Wayne has been a mayor before in the Far North. At a stage of life when most people would be taking it a bit easier, he is driven to accomplish change. Wayne has ridden a wave of discontent about Auckland Council and Auckland Transport in particular. He was also helped in his bid for Mayor by the decline in support for Labour.
Determined to “fix” Auckland, his philosophy could be summed up by the headline to an article about him a couple of years back “Councils led by former MPs never get anything done”. His friend, former Waitakere Mayor, Bob Harvey calls Wayne a “disruptor”.
In May 2021, Wayne told the audience at a Rosebank Business Association meeting, that he was dedicating a year of his life towards his goal of seeing the Ports of Auckland car and container operations moved. He is adamant that the Port of Auckland needs to move. “If you go down Queen Street and turn left towards the Wynyard Quarter you are in the very essence of a liveable city. There is the harbour, people everywhere smiling, nice cafes, fancy office blocks, high wages, and it’s terrific! However, if you go down Queen Street and turn right at the bottom, you are in Gdansk! It’s an ugly several kilometres of unremitting ugliness. The port doesn’t pay rates and doesn’t deliver your stuff on time. You can’t see the harbour or Rangitoto because the view is blocked by car carrier ships.”

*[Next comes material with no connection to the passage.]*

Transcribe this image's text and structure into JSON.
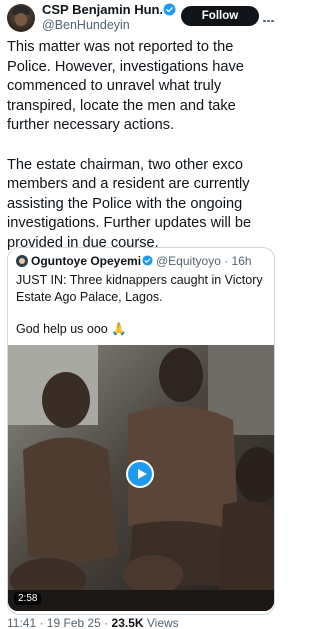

To achieve anything, Wayne will need to build consensus among councillors. Wayne says that the three Ps are important: Projects, People, and Politics. Good projects backed by the right people can sometimes navigate their way through the politics which are global, national, and local. National and local politics are massive obstacles to any progress in moving the port.
Election night delivered, on paper, a right leaning Governing Body. That flipped when Julie Fairey (married to Michael Woods, Minister of Transport) was elected over Will McKenzie and Kerrin Leoni ousted Tracy Mulholland here in the Whau by 362 votes.
Tracy was missing in action for most of the campaign. If her campaign had been more vigorous, the outcome could have been different. The Whau may have even had a Deputy Mayor representing us at council. The results in the Whau at council and local board level show strong support for Labour, going against the outgoing tide of electoral support in other areas.
Since the election, Wayne has given few interviews. Instead, he puts out a daily press release. In these, he is showing an extensive interest in the operations of Council Controlled Organisations. He is bringing a lot of clarity and focus, even if he still has a lot of learning to do. As a disruptor, he is making some people and organisations uncomfortable that their status quo is threatened. It is up to them to inform the Mayor (and the rest of us) why their current course is justified and whether there is room for improvement.